The book has two parts. In the first, a simple island model (the castaways) illustrates basic concepts; the second part addresses the real world. The book closes with brief notes on historical evolution of trade and national economies (Ballinger is a social scientist with a geography PhD), and references to related work.
What I liked most: Ballinger usefully distinguishes between Horizontal Money and Vertical Money. In the island, a system of debt ("promises to pay") arises spontaneously in response to the myriad problems individuals face in island survival. This system further evolves with the recognition that such promises can be transferred, and held by trusted groups (think: banks) acting as intermediaries, middlemen. A key component of economic growth and prosperity is born: credit. But the real value of "Horizontal Money" is what it permits: a system of trust, allowing individuals to profitably interact with another, create capital, maximize available resources, undertake specialized, productive endeavors.

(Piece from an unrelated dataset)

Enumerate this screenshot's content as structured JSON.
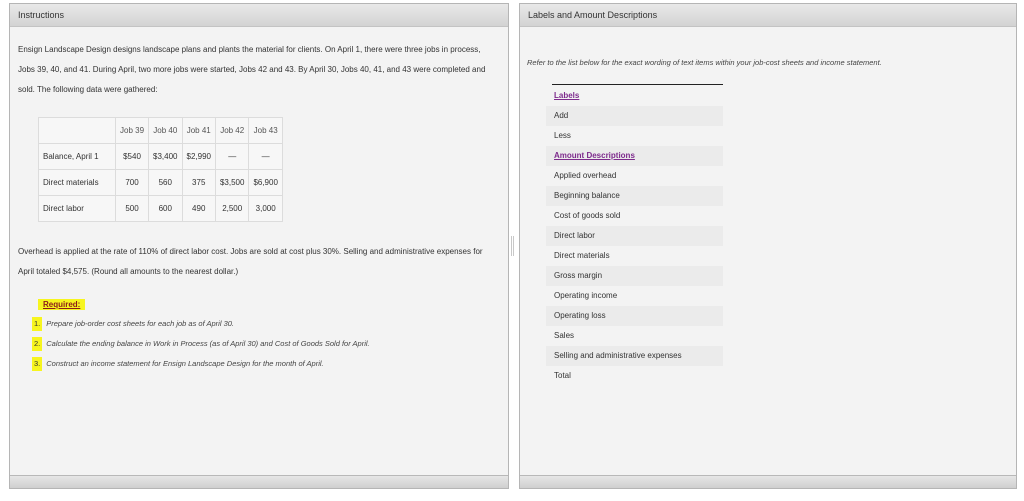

The above private system is limited, however. It provides no easy means of accomplishing tasks or providing goods that benefit all, but for which no individual is willing (or able) to bear the burden: health, safety, education, knowledge, protection, infrastructure and other capital improvements. But production of these goods would catalyze the private system, allowing the island's aggregate prosperity to grow far more than the sum of its private parts allow. To accomplish these projects, the islanders can supply labor, for which their contribution is recorded ("tax credits", or "Vertical Money"). The two money systems are melded by denominating the "promises-to-pay" (horizontal) system of debts and credits in the same (vertical) units of "tax credits". Progress!
With the these insights in hand, Ballinger evaluates how these systems interact in our real economy. A key point: many of our current problems derive not from inherent structural limitations of our economy, but from a misunderstanding of how it really operates, a confusion that poses severe obstacles to prosperity. It's a super book. The endnotes briefly touch on trade relationships, the export of high tech goods and the positive, agglomerative effects such export induces (in contrast to unsustainable export of raw materials): these insights are spot on.
I hope this simple book reaches a wide audience: we all deserve the benefit of the insight it provides.